[Extracted data entries]
══════
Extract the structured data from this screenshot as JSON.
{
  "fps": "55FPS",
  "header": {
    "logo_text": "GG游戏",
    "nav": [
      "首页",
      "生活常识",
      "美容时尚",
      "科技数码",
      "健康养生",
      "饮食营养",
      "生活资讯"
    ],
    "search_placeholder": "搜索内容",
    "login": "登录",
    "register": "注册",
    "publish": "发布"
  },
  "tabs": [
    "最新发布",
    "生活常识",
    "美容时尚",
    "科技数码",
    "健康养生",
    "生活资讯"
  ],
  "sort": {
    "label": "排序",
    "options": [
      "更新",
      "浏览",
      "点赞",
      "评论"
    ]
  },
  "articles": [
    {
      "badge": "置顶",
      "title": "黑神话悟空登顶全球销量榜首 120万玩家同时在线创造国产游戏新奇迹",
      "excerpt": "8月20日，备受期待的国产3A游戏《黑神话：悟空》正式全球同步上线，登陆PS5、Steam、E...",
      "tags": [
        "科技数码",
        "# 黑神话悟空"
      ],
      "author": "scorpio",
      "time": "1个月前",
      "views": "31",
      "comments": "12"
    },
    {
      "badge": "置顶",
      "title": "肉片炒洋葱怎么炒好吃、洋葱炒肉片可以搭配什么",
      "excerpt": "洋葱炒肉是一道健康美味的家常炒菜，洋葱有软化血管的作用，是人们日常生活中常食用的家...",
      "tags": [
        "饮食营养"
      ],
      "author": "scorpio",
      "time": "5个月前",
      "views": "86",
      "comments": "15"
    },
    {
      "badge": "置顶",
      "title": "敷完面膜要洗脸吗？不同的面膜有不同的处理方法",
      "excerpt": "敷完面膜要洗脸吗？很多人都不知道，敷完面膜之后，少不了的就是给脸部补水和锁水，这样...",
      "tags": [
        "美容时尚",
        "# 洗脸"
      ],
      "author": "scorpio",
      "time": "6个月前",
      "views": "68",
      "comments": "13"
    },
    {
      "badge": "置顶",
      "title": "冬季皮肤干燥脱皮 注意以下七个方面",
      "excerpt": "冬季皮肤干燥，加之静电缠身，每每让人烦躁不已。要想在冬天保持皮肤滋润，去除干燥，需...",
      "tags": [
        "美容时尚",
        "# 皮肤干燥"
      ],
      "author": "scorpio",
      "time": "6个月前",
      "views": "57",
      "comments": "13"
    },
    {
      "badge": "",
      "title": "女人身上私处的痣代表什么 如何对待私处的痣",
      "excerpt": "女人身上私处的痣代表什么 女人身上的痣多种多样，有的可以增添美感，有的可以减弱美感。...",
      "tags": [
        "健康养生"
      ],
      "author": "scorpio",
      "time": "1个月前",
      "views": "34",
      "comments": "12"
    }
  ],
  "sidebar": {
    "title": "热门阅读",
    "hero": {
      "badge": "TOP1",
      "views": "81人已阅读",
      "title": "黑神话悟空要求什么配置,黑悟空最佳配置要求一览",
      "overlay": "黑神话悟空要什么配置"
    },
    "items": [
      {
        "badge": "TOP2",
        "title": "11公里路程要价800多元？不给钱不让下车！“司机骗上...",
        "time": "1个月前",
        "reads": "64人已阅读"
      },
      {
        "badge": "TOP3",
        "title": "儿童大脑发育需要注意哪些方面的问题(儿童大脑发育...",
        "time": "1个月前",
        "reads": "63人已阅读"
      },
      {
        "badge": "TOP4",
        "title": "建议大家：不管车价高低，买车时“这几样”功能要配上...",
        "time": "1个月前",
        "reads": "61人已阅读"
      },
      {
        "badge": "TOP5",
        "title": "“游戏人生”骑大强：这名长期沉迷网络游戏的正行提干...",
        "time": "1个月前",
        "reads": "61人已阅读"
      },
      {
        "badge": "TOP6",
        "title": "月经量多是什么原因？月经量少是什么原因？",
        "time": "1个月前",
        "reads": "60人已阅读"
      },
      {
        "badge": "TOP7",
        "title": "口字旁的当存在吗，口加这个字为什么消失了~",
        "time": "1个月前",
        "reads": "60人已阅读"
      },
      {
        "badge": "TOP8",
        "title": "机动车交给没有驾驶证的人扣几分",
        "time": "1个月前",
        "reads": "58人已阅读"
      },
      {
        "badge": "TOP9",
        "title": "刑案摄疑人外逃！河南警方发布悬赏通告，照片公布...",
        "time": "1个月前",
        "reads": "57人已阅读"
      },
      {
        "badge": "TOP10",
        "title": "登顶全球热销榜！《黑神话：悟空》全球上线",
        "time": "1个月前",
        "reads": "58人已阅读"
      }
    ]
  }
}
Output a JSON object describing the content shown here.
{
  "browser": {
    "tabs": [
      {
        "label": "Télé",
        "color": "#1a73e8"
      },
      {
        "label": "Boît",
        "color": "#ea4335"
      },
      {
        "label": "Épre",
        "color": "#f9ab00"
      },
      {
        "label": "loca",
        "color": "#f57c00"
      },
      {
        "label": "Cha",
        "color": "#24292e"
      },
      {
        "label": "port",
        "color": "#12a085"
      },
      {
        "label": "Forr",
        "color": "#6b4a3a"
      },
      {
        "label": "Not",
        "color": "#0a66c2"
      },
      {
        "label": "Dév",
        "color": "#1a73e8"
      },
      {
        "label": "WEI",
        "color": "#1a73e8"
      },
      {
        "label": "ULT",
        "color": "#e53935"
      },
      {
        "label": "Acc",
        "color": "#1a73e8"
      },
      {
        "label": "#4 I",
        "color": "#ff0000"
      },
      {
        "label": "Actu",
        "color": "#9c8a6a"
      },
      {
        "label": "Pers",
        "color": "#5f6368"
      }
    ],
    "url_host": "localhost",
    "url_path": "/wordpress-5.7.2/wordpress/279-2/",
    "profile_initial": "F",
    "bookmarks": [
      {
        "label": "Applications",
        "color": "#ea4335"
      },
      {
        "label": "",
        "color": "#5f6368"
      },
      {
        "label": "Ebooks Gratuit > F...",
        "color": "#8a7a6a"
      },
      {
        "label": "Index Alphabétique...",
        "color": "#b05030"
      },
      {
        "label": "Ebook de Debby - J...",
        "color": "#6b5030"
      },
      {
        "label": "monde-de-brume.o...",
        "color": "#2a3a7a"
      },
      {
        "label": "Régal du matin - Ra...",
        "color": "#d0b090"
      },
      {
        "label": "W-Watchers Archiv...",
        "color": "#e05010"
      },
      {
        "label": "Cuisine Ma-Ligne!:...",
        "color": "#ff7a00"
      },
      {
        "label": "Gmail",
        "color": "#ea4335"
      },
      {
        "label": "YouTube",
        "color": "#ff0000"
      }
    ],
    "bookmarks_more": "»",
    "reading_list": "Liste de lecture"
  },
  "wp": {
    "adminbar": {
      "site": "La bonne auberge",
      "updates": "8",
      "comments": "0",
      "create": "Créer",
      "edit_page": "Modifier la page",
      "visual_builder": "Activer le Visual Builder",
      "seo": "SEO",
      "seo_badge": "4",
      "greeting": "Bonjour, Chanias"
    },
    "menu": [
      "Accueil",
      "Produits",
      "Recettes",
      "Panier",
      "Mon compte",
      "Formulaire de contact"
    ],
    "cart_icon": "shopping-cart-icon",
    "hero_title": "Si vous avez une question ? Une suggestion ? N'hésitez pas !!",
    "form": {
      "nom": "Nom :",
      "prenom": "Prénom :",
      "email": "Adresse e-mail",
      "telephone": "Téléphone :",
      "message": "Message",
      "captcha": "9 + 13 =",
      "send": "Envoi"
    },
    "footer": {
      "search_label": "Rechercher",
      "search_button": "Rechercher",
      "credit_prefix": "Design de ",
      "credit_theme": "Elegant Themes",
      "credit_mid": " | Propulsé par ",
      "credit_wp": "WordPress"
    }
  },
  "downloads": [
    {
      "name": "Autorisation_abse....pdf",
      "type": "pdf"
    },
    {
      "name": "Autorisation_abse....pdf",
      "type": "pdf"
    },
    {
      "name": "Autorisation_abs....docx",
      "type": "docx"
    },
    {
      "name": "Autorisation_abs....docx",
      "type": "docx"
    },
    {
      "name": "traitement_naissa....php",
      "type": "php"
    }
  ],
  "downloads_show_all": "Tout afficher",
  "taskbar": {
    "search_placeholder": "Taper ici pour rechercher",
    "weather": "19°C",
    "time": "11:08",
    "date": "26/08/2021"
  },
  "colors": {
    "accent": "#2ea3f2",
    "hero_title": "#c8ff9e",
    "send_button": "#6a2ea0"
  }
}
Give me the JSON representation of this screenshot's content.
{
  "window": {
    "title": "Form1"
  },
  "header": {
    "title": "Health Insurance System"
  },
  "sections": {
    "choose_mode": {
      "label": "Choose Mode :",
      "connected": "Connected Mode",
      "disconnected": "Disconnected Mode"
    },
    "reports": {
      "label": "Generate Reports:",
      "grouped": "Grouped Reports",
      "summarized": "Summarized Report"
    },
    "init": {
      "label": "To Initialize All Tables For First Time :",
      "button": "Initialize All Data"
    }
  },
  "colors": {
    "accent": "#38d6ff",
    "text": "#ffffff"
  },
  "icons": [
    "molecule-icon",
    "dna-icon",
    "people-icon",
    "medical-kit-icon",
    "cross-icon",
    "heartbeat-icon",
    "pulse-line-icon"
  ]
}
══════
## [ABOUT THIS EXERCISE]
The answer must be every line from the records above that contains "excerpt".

## [WRITTEN SOLUTION]
      "excerpt": "8月20日，备受期待的国产3A游戏《黑神话：悟空》正式全球同步上线，登陆PS5、Steam、E...",
      "excerpt": "洋葱炒肉是一道健康美味的家常炒菜，洋葱有软化血管的作用，是人们日常生活中常食用的家...",
      "excerpt": "敷完面膜要洗脸吗？很多人都不知道，敷完面膜之后，少不了的就是给脸部补水和锁水，这样...",
      "excerpt": "冬季皮肤干燥，加之静电缠身，每每让人烦躁不已。要想在冬天保持皮肤滋润，去除干燥，需...",
      "excerpt": "女人身上私处的痣代表什么 女人身上的痣多种多样，有的可以增添美感，有的可以减弱美感。...",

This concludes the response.